## Problem requirements
Repeat verbatim every line of the material, beginning at the line that holds "Serialize everything readable" and ending at its last line.

## Data for this exercise
[Start of section]
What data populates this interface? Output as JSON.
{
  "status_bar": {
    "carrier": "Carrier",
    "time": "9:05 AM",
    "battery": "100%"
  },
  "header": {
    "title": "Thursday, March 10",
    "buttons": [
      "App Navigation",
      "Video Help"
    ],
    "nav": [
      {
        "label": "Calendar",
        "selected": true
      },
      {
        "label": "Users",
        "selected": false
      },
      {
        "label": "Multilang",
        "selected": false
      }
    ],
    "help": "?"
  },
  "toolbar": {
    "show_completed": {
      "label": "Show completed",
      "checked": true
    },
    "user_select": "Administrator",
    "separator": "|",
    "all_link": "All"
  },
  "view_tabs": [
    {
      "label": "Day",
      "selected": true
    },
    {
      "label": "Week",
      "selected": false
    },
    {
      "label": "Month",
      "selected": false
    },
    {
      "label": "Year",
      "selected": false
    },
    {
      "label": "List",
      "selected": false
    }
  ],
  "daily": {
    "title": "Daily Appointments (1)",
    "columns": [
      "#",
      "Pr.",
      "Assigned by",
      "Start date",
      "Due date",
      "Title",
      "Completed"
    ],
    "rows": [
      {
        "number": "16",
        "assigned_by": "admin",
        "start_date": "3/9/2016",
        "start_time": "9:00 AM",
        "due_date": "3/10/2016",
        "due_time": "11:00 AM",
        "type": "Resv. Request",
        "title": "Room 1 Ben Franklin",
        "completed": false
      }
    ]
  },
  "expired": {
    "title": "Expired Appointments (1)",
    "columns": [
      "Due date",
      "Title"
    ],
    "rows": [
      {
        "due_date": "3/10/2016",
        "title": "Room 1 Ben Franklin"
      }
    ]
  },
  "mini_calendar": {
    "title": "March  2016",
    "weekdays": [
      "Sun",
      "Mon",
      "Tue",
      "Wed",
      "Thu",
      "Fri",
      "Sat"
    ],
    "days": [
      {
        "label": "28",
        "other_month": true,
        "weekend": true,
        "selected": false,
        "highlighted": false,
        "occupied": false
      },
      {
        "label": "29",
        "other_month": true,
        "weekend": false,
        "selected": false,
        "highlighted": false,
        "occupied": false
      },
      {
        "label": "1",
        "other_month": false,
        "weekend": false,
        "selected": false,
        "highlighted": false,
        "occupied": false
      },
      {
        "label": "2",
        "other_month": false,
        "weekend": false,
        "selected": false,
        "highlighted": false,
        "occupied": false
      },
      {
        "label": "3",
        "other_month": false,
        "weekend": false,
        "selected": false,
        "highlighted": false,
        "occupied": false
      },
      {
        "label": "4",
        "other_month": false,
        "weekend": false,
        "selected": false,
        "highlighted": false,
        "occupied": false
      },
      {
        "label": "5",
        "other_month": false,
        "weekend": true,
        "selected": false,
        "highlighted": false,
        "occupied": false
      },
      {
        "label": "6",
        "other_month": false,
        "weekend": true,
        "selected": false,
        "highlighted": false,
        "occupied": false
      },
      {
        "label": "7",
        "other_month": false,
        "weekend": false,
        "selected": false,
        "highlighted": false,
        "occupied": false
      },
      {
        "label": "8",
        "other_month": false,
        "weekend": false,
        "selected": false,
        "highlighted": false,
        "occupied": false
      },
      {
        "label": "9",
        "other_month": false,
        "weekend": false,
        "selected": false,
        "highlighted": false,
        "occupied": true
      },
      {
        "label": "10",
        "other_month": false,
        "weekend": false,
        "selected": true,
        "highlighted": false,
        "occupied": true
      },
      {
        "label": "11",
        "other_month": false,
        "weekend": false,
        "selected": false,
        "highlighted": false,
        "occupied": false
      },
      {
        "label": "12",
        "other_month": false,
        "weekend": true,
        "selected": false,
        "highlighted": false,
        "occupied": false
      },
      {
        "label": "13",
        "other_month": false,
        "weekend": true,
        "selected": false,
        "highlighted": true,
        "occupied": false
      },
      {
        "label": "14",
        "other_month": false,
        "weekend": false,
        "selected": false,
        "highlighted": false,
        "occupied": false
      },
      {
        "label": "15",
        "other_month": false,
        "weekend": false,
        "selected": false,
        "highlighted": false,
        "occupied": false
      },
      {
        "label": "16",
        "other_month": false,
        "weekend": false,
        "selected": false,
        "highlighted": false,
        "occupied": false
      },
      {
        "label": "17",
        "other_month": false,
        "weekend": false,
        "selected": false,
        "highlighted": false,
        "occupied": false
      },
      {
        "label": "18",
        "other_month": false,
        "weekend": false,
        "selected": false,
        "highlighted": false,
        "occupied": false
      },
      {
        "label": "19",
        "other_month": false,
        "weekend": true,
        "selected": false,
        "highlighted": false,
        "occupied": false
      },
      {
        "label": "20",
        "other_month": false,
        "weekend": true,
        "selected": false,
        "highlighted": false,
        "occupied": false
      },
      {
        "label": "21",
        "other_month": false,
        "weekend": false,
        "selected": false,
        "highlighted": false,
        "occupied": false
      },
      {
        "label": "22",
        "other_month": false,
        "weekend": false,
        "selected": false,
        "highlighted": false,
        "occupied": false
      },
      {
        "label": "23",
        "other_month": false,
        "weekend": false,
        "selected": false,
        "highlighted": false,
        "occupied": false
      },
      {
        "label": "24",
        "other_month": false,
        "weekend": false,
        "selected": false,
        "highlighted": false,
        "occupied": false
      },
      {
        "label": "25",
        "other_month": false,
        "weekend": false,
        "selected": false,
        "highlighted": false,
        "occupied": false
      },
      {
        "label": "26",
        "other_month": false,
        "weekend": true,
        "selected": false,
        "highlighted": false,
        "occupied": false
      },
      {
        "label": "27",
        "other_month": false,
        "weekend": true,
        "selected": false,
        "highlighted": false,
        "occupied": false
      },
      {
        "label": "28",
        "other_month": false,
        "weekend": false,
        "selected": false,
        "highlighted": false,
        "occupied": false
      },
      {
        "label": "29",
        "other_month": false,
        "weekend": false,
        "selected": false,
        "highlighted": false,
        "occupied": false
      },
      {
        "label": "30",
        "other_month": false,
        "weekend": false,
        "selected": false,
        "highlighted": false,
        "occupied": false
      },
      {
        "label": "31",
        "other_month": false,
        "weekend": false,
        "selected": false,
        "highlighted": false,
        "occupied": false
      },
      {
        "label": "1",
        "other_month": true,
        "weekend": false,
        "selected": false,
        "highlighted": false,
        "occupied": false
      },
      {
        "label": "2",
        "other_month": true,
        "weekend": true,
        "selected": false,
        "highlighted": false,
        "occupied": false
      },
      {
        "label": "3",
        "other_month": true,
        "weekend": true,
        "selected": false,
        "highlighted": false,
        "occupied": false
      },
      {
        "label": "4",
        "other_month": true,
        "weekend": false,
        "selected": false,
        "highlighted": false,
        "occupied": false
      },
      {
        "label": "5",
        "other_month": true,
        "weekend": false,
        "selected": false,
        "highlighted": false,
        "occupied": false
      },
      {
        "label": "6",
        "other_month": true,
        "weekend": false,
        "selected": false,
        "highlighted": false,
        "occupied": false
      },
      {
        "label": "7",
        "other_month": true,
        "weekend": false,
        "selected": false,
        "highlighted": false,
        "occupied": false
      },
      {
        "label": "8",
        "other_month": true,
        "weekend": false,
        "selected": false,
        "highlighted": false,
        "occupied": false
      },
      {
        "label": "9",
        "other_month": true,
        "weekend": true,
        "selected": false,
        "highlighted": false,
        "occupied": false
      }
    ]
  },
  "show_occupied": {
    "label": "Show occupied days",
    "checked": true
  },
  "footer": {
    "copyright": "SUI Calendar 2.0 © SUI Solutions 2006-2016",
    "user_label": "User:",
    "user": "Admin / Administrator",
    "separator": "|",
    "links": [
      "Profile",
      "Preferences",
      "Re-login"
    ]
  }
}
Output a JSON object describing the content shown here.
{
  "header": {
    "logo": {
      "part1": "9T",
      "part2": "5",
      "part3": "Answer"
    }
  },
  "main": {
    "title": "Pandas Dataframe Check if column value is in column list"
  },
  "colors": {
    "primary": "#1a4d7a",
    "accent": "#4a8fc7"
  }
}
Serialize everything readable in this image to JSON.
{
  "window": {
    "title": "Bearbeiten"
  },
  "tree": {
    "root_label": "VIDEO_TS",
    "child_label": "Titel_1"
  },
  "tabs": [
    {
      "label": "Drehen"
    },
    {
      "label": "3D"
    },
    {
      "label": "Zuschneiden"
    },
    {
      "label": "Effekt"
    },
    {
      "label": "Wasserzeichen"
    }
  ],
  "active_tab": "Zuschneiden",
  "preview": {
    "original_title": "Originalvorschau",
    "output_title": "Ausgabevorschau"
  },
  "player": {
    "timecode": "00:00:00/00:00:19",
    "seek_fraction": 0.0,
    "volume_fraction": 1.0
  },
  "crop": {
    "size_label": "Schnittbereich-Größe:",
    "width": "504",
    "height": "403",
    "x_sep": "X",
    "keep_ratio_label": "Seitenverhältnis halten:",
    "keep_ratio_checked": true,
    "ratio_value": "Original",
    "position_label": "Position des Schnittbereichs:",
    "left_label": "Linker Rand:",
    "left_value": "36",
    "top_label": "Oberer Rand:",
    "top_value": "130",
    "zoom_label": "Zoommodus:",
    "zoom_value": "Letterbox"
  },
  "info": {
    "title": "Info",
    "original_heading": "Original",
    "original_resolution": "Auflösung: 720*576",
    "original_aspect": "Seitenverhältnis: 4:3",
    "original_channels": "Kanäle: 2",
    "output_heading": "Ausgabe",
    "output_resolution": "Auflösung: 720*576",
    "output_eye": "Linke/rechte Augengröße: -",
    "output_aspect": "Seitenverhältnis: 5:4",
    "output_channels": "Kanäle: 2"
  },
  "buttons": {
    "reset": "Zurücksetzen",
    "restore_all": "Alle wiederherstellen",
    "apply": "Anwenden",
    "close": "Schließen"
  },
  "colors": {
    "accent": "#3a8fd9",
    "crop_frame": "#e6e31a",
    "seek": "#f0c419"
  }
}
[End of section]
## Answer to the exercise
Serialize everything readable in this image to JSON.
{
  "window": {
    "title": "Bearbeiten"
  },
  "tree": {
    "root_label": "VIDEO_TS",
    "child_label": "Titel_1"
  },
  "tabs": [
    {
      "label": "Drehen"
    },
    {
      "label": "3D"
    },
    {
      "label": "Zuschneiden"
    },
    {
      "label": "Effekt"
    },
    {
      "label": "Wasserzeichen"
    }
  ],
  "active_tab": "Zuschneiden",
  "preview": {
    "original_title": "Originalvorschau",
    "output_title": "Ausgabevorschau"
  },
  "player": {
    "timecode": "00:00:00/00:00:19",
    "seek_fraction": 0.0,
    "volume_fraction": 1.0
  },
  "crop": {
    "size_label": "Schnittbereich-Größe:",
    "width": "504",
    "height": "403",
    "x_sep": "X",
    "keep_ratio_label": "Seitenverhältnis halten:",
    "keep_ratio_checked": true,
    "ratio_value": "Original",
    "position_label": "Position des Schnittbereichs:",
    "left_label": "Linker Rand:",
    "left_value": "36",
    "top_label": "Oberer Rand:",
    "top_value": "130",
    "zoom_label": "Zoommodus:",
    "zoom_value": "Letterbox"
  },
  "info": {
    "title": "Info",
    "original_heading": "Original",
    "original_resolution": "Auflösung: 720*576",
    "original_aspect": "Seitenverhältnis: 4:3",
    "original_channels": "Kanäle: 2",
    "output_heading": "Ausgabe",
    "output_resolution": "Auflösung: 720*576",
    "output_eye": "Linke/rechte Augengröße: -",
    "output_aspect": "Seitenverhältnis: 5:4",
    "output_channels": "Kanäle: 2"
  },
  "buttons": {
    "reset": "Zurücksetzen",
    "restore_all": "Alle wiederherstellen",
    "apply": "Anwenden",
    "close": "Schließen"
  },
  "colors": {
    "accent": "#3a8fd9",
    "crop_frame": "#e6e31a",
    "seek": "#f0c419"
  }
}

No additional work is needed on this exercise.